SOUTH PORTLAND — A reporter for a weekly newspaper was fired last week after competing newspapers discovered he had plagiarized their work.
Editors from The Forecaster and the Current, weeklies that also cover the city, contacted the South Portland-Cape Elizabeth Sentry after discovering text from their stories published Feb. 17 also appeared in articles written by Michael J. Tobin in the Sentry’s Feb. 24 edition.
The Sentry, which is owned by Biddeford-based Mainely Media, fired Tobin within hours of learning about the problem on Feb. 24.
“In the world of journalism, we live by a specific code of ethics and consider any violation of that code a serious matter to be treated accordingly,” Harry Hartman, a regional vice president of Sample Media Group, which owns Mainely Media, said in a front-page statement published in this week’s Sentry.
Tobin’s articles about South Portland city meetings contained sentences and paragraphs copied from stories by Mario Moretto of The Forecaster and Current writer Duke Harrington.
Tobin used content from three of the five stories Moretto wrote for Feb. 17, as well as from a story about a new emergency communication system planned for South Portland that was published last November. In some cases, Tobin took information Moretto paraphrased and used it as quoted material from sources Tobin had not interviewed.
On Wednesday, Tobin admitted he copied content from his competitors, but said he had not realized that doing so was wrong.
“I didn’t copy whole stories. I cut and pasted things that were public knowledge, and not what one newspaper got,” although in some cases he copied the lead paragraphs of Moretto’s stories, which typically analyze and sum up issues, rather than paraphrase information.
“We are all taught by middle school what plagiarism is. Copying and pasting another reporter’s work chips away at the reader’s trust in journalists,” Karen Wood, publisher of The Forecaster, said.
Ben Bragdon, managing editor of the Current, said “everyone that works in journalism knows the rules, or at least should know the rules. The reporters and editors I know would be mortified by this.”
“We have limited resources, so when we send someone to a meeting, it’s an allocation of our resources,” he continued. “When those resources are stolen, it’s a big deal.”
Tobin began working for the Sentry in September 2011, with no prior newswriting experience, although he had written columns and theater reviews for the Portland Daily Sun.
“There was a lot I didn’t know as a first-time reporter,” Tobin said. “I unknowingly made a mistake, and I’m sorry, and I lost my job because of it.”
Tobin said that he understood why he had been fired, but wished that the Sentry had offered him more training.
The Forecaster was initially alerted to the stolen content by South Portland City Manager Jim Gailey, who reads all three of the local weeklies.

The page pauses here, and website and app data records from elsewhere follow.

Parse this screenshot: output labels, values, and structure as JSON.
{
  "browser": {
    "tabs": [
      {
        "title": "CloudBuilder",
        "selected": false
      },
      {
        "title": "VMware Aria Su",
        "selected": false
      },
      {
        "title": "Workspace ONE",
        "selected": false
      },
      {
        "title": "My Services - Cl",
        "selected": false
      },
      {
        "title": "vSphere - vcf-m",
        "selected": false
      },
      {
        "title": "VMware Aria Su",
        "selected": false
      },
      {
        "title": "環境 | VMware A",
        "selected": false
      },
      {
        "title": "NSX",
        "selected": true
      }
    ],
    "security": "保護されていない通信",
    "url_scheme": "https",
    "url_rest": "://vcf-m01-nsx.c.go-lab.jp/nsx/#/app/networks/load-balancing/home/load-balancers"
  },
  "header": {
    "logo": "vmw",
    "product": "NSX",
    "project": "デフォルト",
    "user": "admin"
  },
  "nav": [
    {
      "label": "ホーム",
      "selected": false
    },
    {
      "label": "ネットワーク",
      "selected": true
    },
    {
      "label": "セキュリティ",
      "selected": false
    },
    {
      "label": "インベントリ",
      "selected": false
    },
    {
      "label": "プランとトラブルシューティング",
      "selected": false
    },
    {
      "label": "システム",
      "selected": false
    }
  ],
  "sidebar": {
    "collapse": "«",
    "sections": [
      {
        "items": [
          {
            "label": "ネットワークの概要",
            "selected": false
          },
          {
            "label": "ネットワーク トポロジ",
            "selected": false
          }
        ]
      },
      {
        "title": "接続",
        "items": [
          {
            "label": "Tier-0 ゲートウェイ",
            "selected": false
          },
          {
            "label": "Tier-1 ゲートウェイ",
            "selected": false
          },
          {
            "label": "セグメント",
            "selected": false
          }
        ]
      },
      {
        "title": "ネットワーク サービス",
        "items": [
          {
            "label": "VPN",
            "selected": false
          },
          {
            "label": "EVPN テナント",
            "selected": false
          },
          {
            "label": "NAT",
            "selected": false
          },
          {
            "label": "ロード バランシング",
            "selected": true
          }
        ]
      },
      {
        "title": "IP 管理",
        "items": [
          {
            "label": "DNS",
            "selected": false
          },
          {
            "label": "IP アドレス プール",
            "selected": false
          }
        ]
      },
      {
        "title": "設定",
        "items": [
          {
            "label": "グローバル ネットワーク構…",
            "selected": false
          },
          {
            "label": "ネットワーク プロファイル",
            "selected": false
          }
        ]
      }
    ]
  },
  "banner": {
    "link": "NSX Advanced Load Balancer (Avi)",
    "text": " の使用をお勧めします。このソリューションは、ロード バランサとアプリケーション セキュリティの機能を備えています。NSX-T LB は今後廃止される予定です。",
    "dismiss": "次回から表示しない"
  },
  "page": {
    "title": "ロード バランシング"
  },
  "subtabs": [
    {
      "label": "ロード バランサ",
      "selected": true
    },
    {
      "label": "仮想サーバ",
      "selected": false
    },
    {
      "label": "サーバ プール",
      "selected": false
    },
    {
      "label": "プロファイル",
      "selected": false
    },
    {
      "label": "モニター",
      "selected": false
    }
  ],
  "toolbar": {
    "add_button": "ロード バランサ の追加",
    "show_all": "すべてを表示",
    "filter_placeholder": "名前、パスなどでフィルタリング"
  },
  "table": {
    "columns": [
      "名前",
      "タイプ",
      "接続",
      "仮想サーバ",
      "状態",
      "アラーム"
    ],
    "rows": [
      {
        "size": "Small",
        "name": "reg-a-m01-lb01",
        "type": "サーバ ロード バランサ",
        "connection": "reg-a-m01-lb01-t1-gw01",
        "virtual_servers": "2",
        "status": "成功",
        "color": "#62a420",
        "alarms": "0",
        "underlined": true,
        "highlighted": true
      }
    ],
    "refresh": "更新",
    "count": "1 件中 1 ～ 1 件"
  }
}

Tobin and Gailey had only spoken once, last summer, the city manager said. He said he began noticing that Tobin’s articles contained information and quotes that originated in city workshops as far back as November that the Sentry reporter had not attended.
City Council meetings are videotaped and available for viewing any time on the city’s website, and Tobin could have watched them from home. Workshops, however, are only audio taped, with the tapes available for loan from the city clerk.
Tobin did not sign out the tapes to work on stories about workshop discussions, and there’s no way to know if he watched the council meeting videos, Gailey said.